If we had a cat I would have blamed whiskers, but we didn’t so the next most likely choice was the pint sized one. Surely she must have put it in a box or something and somehow that same box had grown legs and walked out. Surely it was the only possibility?

So I had to buy more.

The cups were clearly not coming back and we really needed some new drinking cups for the kids. I felt a little embarrassed, but clicked pay and now and a couple of days later, there they were. In all their enamel loveliness again, ready to be drunk from.

enamelware red- cityhippyfarmgirl

rhubarb and cherry pie

Along with the cups, I’ve also been enjoying the baking dishes I bought the first time around as well. I’ll tell you why I love them-

– they’re light weight, which means they don’t have a hefty weight when food is cooked in them like ceramic or glass can do

– they are stackable

– they easily live inside my oven when it’s not being used

– and size wise, I have options. After so many years of no options, I’m loving this one to bits.

When I first considered getting these dishes, I wasn’t entirely sure you could bake in them. I’d always associated enamel ware with camping, or the dogs dinner bowl. Happy to say that association has now changed, you can definitely bake in enamel ware and just quietly…I’m loving doing so.

[My enamelware was bought through the lovely Odgers and McClelland Exchange Stores... *ahem* both times. And yes, the other cups turned up as well. Turns out the pint sized one didn’t hide them in a box, her mother did… I now have ten of these cups.]

enamelware cups- cityhippyfarmgirl

cherry and rhubarb pie

Cherry and Rhubarb Pie

farmers market cherries and rhubarb 1000g (roughly half and half)

300g sugar

300mls water

2tbls cornflour


150g cold butter

50g sugar

1 egg yolk

1 tsp vanilla

300g plain flour

1 tbls cold water

In a pot cook the fruit, sugar and water up until softens. Add the cornflour with a tablespoon or so and add into the mixture. Stir through and cook for a further 5 or so minutes. If there is visabally too much excess water just drain a little off for drinking, this will depend on the fruit your are using. Once cooked, stand this mixture aside and begin on the pastry.

In a blender, pulse flour, sugar and butter until resembles bread crumbs. Tip out to a bowl and add vanilla, egg yolk and cold water. Knead lightly until it comes together to form a dough. Wrap in glad wrap and chill in the fridge for about half an hour.
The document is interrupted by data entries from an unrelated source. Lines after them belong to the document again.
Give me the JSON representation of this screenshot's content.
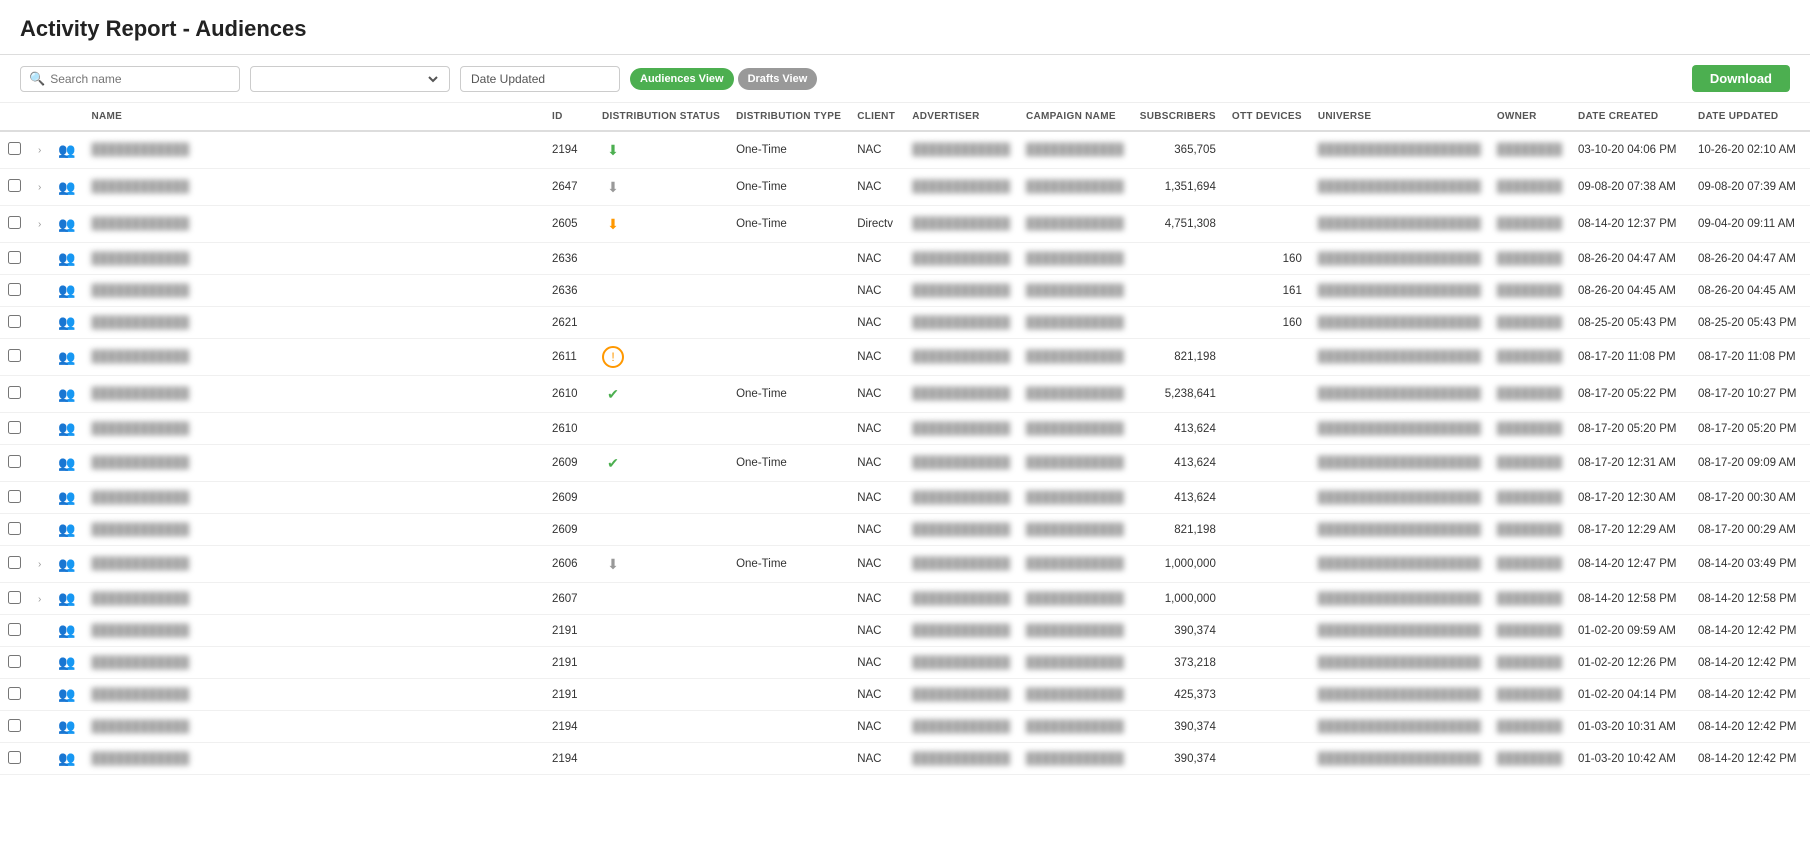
{
  "header": {
    "title": "Activity Report - Audiences"
  },
  "toolbar": {
    "search_placeholder": "Search name",
    "date_field_value": "Date Updated",
    "audiences_view_label": "Audiences View",
    "drafts_view_label": "Drafts View",
    "download_label": "Download",
    "dropdown_placeholder": ""
  },
  "table": {
    "columns": [
      "",
      "",
      "",
      "NAME",
      "ID",
      "DISTRIBUTION STATUS",
      "DISTRIBUTION TYPE",
      "CLIENT",
      "ADVERTISER",
      "CAMPAIGN NAME",
      "SUBSCRIBERS",
      "OTT DEVICES",
      "UNIVERSE",
      "OWNER",
      "DATE CREATED",
      "DATE UPDATED"
    ],
    "rows": [
      {
        "id": "2194",
        "dist_status": "green-down",
        "dist_type": "One-Time",
        "client": "NAC",
        "subscribers": "365,705",
        "ott": "",
        "date_created": "03-10-20 04:06 PM",
        "date_updated": "10-26-20 02:10 AM"
      },
      {
        "id": "2647",
        "dist_status": "gray-down",
        "dist_type": "One-Time",
        "client": "NAC",
        "subscribers": "1,351,694",
        "ott": "",
        "date_created": "09-08-20 07:38 AM",
        "date_updated": "09-08-20 07:39 AM"
      },
      {
        "id": "2605",
        "dist_status": "orange-down",
        "dist_type": "One-Time",
        "client": "Directv",
        "subscribers": "4,751,308",
        "ott": "",
        "date_created": "08-14-20 12:37 PM",
        "date_updated": "09-04-20 09:11 AM"
      },
      {
        "id": "2636",
        "dist_status": "",
        "dist_type": "",
        "client": "NAC",
        "subscribers": "",
        "ott": "160",
        "date_created": "08-26-20 04:47 AM",
        "date_updated": "08-26-20 04:47 AM"
      },
      {
        "id": "2636",
        "dist_status": "",
        "dist_type": "",
        "client": "NAC",
        "subscribers": "",
        "ott": "161",
        "date_created": "08-26-20 04:45 AM",
        "date_updated": "08-26-20 04:45 AM"
      },
      {
        "id": "2621",
        "dist_status": "",
        "dist_type": "",
        "client": "NAC",
        "subscribers": "",
        "ott": "160",
        "date_created": "08-25-20 05:43 PM",
        "date_updated": "08-25-20 05:43 PM"
      },
      {
        "id": "2611",
        "dist_status": "orange-warning",
        "dist_type": "",
        "client": "NAC",
        "subscribers": "821,198",
        "ott": "",
        "date_created": "08-17-20 11:08 PM",
        "date_updated": "08-17-20 11:08 PM"
      },
      {
        "id": "2610",
        "dist_status": "green-check",
        "dist_type": "One-Time",
        "client": "NAC",
        "subscribers": "5,238,641",
        "ott": "",
        "date_created": "08-17-20 05:22 PM",
        "date_updated": "08-17-20 10:27 PM"
      },
      {
        "id": "2610",
        "dist_status": "",
        "dist_type": "",
        "client": "NAC",
        "subscribers": "413,624",
        "ott": "",
        "date_created": "08-17-20 05:20 PM",
        "date_updated": "08-17-20 05:20 PM"
      },
      {
        "id": "2609",
        "dist_status": "green-check",
        "dist_type": "One-Time",
        "client": "NAC",
        "subscribers": "413,624",
        "ott": "",
        "date_created": "08-17-20 12:31 AM",
        "date_updated": "08-17-20 09:09 AM"
      },
      {
        "id": "2609",
        "dist_status": "",
        "dist_type": "",
        "client": "NAC",
        "subscribers": "413,624",
        "ott": "",
        "date_created": "08-17-20 12:30 AM",
        "date_updated": "08-17-20 00:30 AM"
      },
      {
        "id": "2609",
        "dist_status": "",
        "dist_type": "",
        "client": "NAC",
        "subscribers": "821,198",
        "ott": "",
        "date_created": "08-17-20 12:29 AM",
        "date_updated": "08-17-20 00:29 AM"
      },
      {
        "id": "2606",
        "dist_status": "gray-down2",
        "dist_type": "One-Time",
        "client": "NAC",
        "subscribers": "1,000,000",
        "ott": "",
        "date_created": "08-14-20 12:47 PM",
        "date_updated": "08-14-20 03:49 PM"
      },
      {
        "id": "2607",
        "dist_status": "",
        "dist_type": "",
        "client": "NAC",
        "subscribers": "1,000,000",
        "ott": "",
        "date_created": "08-14-20 12:58 PM",
        "date_updated": "08-14-20 12:58 PM"
      },
      {
        "id": "2191",
        "dist_status": "",
        "dist_type": "",
        "client": "NAC",
        "subscribers": "390,374",
        "ott": "",
        "date_created": "01-02-20 09:59 AM",
        "date_updated": "08-14-20 12:42 PM"
      },
      {
        "id": "2191",
        "dist_status": "",
        "dist_type": "",
        "client": "NAC",
        "subscribers": "373,218",
        "ott": "",
        "date_created": "01-02-20 12:26 PM",
        "date_updated": "08-14-20 12:42 PM"
      },
      {
        "id": "2191",
        "dist_status": "",
        "dist_type": "",
        "client": "NAC",
        "subscribers": "425,373",
        "ott": "",
        "date_created": "01-02-20 04:14 PM",
        "date_updated": "08-14-20 12:42 PM"
      },
      {
        "id": "2194",
        "dist_status": "",
        "dist_type": "",
        "client": "NAC",
        "subscribers": "390,374",
        "ott": "",
        "date_created": "01-03-20 10:31 AM",
        "date_updated": "08-14-20 12:42 PM"
      },
      {
        "id": "2194",
        "dist_status": "",
        "dist_type": "",
        "client": "NAC",
        "subscribers": "390,374",
        "ott": "",
        "date_created": "01-03-20 10:42 AM",
        "date_updated": "08-14-20 12:42 PM"
      }
    ]
  }
}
Then roll out for your pie shape.

Pop the fruit mixture in and bake for about 35 minutes at 180C.


I now have a ‘print green’ or pdf option if you would like this recipe for another time. Just click on the green printer icon below and follow the prompts.